Saint-Hilaire's new orders were to advance off of the Pratzeberg, now being occupied by Vandamme's division and to drive down behind the Russians and attack the village of Sokolnitz and Sokolnitz Castle. The Castle, a few hundred meters north of the village, was not truly a castle, but rather a large complex, with a chateau and a tangle of lanes, stables, massive five-story barns, and a large enclosed garden called the “Pheasantry”. The Russians here were facing west, defending themselves against an attack by General Friant's division of Davout's 3rd Corps coming across the Goldbach. Suddenly, they were surrounded.
Levasseur's Brigade attacked through the Pheasantry and the fields north of it. Thiébault, leading the 36th Ligne and the remnants of the 14th, swept down behind the Russians attacking the Castle complex while the 10th Léger attacked between the Castle and Sokolnitz village. The smoke and noise was now overwhelming, and in the confusion, higher organization began to disappear as the French troops drove in for the finish. Surrounded, the Russians fought bitterly:
“Those (Russians) who guarded the house and its outbuildings made a desperate defense. Avenues, stables, barns — everything served them for shelter, and everywhere they fought till the last extremity. A great massacre took place.”(29)
Having cleared the Castle area, Thiébault was attempting the realign his troops with those of Morand and Levasseur when he saw a group of his men taking long shots at some Russian guns. He found a sub-lieutenant and ordered him to form the men up. He then looked around for an officer to lead an attack on the guns. “I could not see a captain — officers were getting scarce … .”(30) Since the guns had to be silenced before he could move the brigade forward, Thiébault resolved to do it himself. Leading his little band, he approached within 30 meters of the guns when they fired. Thiébault went down, wounded in the shoulder and arm by grapeshot. The sub-lieutenant and twenty men were killed. The others overran the guns. The battle was over for General Thiébault. Thirty minutes later, it was over for everyone.
For the First Brigade, it had been an expensive victory. The brigade commander had been wounded. One regimental commander was dead, the other wounded, and, in all, two-thirds of the officers of both regiments were casualties. Of the 3,307 present for duty on 7 November 1805, the brigade lost 842 killed and wounded. Of the remainder of the 1st Division, the Advance Guard lost 350, and the 2nd Brigade 643 (31).

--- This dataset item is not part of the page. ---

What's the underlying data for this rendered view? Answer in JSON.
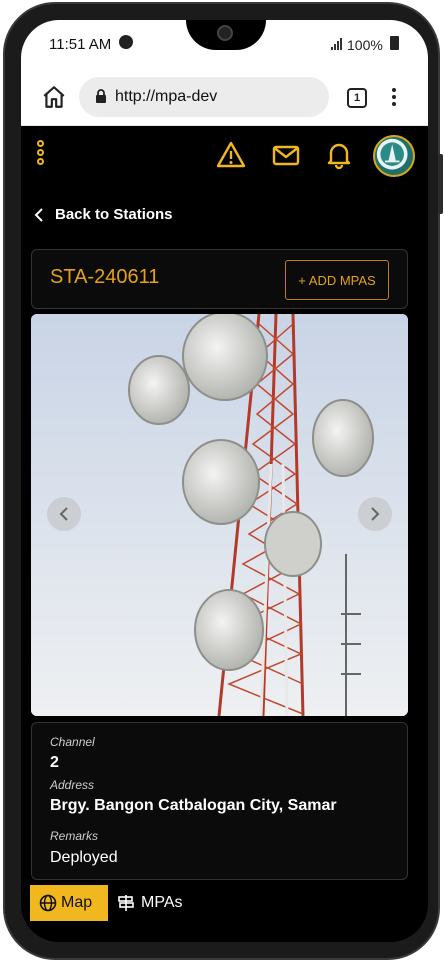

No single action or unit “won” the Battle of Austerlitz. Legrande's stubborn delaying action around Tellnitz; the timely arrival of Davout's 3rd Corps; the charge of the Imperial Guard Cavalry that defeated the Russian Guard Cavalry in the center; Lannes' 5th Corps defeat of Bagration at Santon Hill and Bosnitz — all were critical. But, in the words of one commentator on the battle: “The decisive moment of the day … this honor belongs to the action on the Pratzeberg”32 — The action of the 10th Léger along the crest, and the 1st Brigade, 1st Division, 4th Corps, which manned the “crochet” — the hinge on which the French battle line turned.
And finally, it is useful to evaluate the principles of war in respect to what were, in fact, tactical operations by the smallest unit that could carry out articulated maneuvers – the brigade of two to four battalions. While single battalions could deploy and (re)ploy from various types of columns into line and back, these maneuvers remain an expression of simple linear tactics. The brigade was the smallest unit whose constituent parts could maneuver independently. Although some of these principles were certainly more relevant than others (Napoleon's exercise of “economy of force” caused an outcome for Thiébault's brigade and Saint-Hilaire's division), this narrative demonstrates that the Principles of War can be identified and the impact of their application appreciated in the actions of a single brigade – in this case, the 1st Brigade of the 1st Division of the French 4th Corps on 2 December 1805.